The Result
It’s been a long & continuing journey that has engaged employees, changed the culture & built capability for the future.

Thursday, January 6, 2011

Korea - Living With The Threat of War

Well, by the end of 2010 I had spent about 9 months in Seoul working on a major transformation sponsored by the CEO of one of Korea's largest companies. Living in Seoul has been life changing. For one thing I've experienced how Koreans live with the constant threat of war.

Sinking of the Chenon
When I arrived in Seoul in April of 2010 the Chenon had just been sunk. You'll remember this as the sinking of a naval vessel where 46 South Korean sailors lost their lives. An international panel concluded that the sinking had been at the hands of the North Koreans - who of course strongly disagree.

The politics surrounding the Chenon were interesting to watch. The US decried the North while China took a strong stance on non-committal. There were several months of blustering and then things cooled down.

For my part I was amazed at how the average Korean took little notice of what was going on. It was business as usual ... "what can we do."

Then in early November, militarism faded while hopes turned to financial reform on a global scale and US-Korean trade on a bi-lateral scale while the g-20 met in Seoul. However, even the graciousness of the Koreans couldn't bring success to the G-20. Everyone went home extolling their agreement to sit down and develop agreements at a later time.

Shelling of Yeonpyeong Island
Everything seemed normal on the Korean peninsula until November 23rd. I was sitting at my desk that afternoon when I got an email from my son who works in Paris. It had a tone of panic: "are you alright? can you get out of there? be safe!" I had no idea what he was talking about. I went to the web and sure enough, the North had just unleashed an attack on the island of Yeonpyeong. Two military were dead as well as two citizens. Here we go again.

I got up and walked around our offices to ask how people viewed the incident. Most people didn't know it had happened and those that did still had a nonchalant attitude. That evening I was driving to dinner with one of my client EVP's. I asked about her reaction. She hadn't heard. Her driver turned on the TV to show her the news. She was annoyed, but not concerned - "what can you do?" This was fully four hours after the attack. She floats around at very senior levels and yet no one she dealt with that afternoon had mentioned the attack.
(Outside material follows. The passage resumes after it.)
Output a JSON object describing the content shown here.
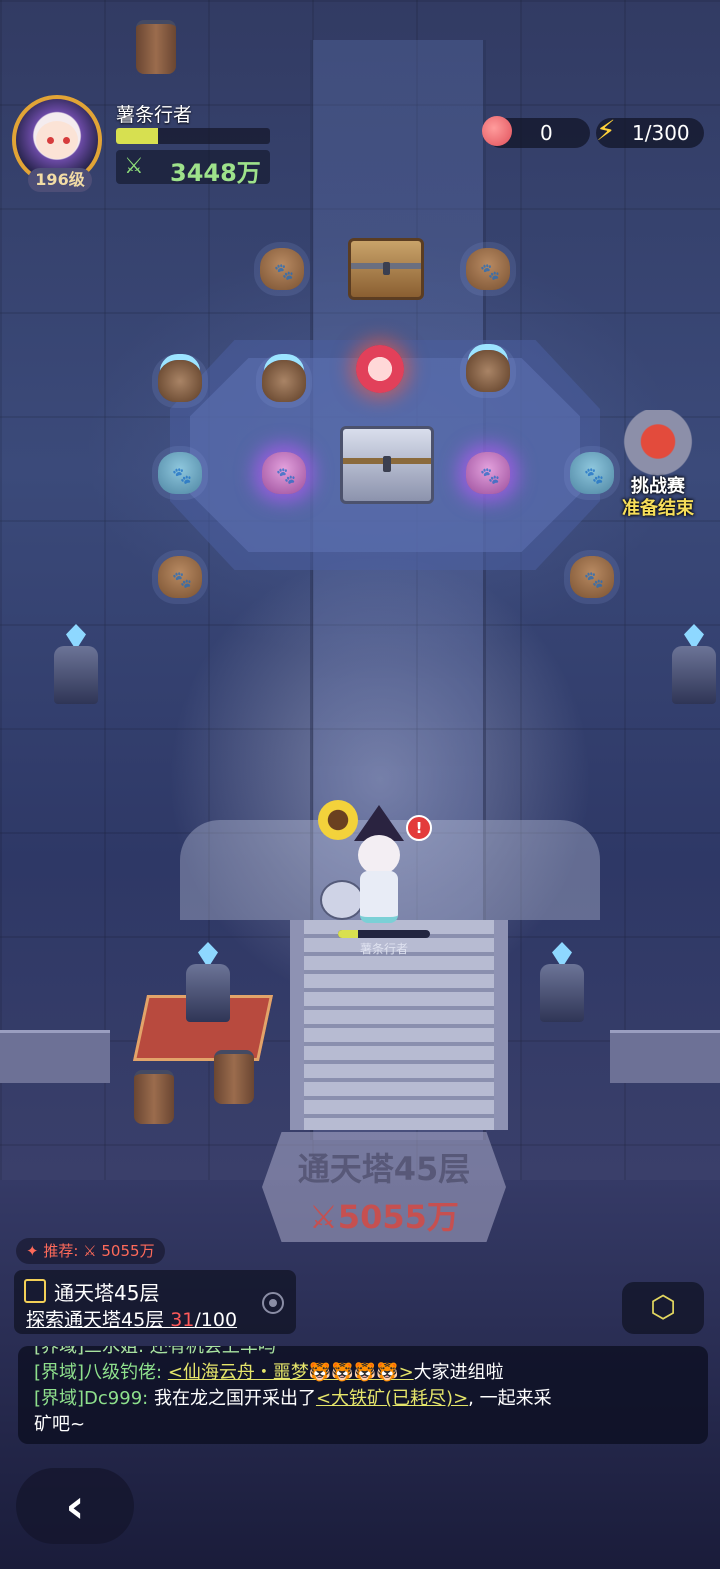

Ever Decreasing Concentric Circles
I've learned a lot about Korea in the last year. I've learned that things aren't black and white even when we want them to be. I've learned that South Korea has not signed the armistice to officially end the Korean War - they live in hope of reunification. I've learned that the demarcation border that runs into the Yellow Sea has always been disputed by the North; and I've learned that the North warned the South not to do live ammunition naval exercises in the disputed waters.

So yes, we all believe that Kim Jung-Il and his heir apparent Kim Jung-Un are pushing the envelope, but does President Lee Myung-bak of the South have to keep the tension high? Since the Yeonpyeong bombardment the South has put a more aggressive defense minister on the job and it continues to flex it military muscle - along with its alley the United States.

It seems that this whole Korean mess just continues in a state on numbness. Everyone knows that all out war would be devastating and would also be over in about 10 minutes. It's questionable whether the Chinese would engage - it sees the North more and more as a "bad boy" and its global economic power has taken away the need for the North to act as a protection buffer from the US in the South. The only problem is that 10 minutes of hell from the North would result in millions of dead in the South.

Why do North and South put up with this? How do they break with the tensions of the past? You would think that after almost 60 years that someone would find a way to break the cycle. Why hasn't it happened? I'm sure there are many social-economic-political-military reasons that make sense; however, maybe they simply can't break with the orthodoxies that keep them apart. Maybe tension is better than the alternative; that is, figuring out how to include everyone on the Korean peninsula in the modern world.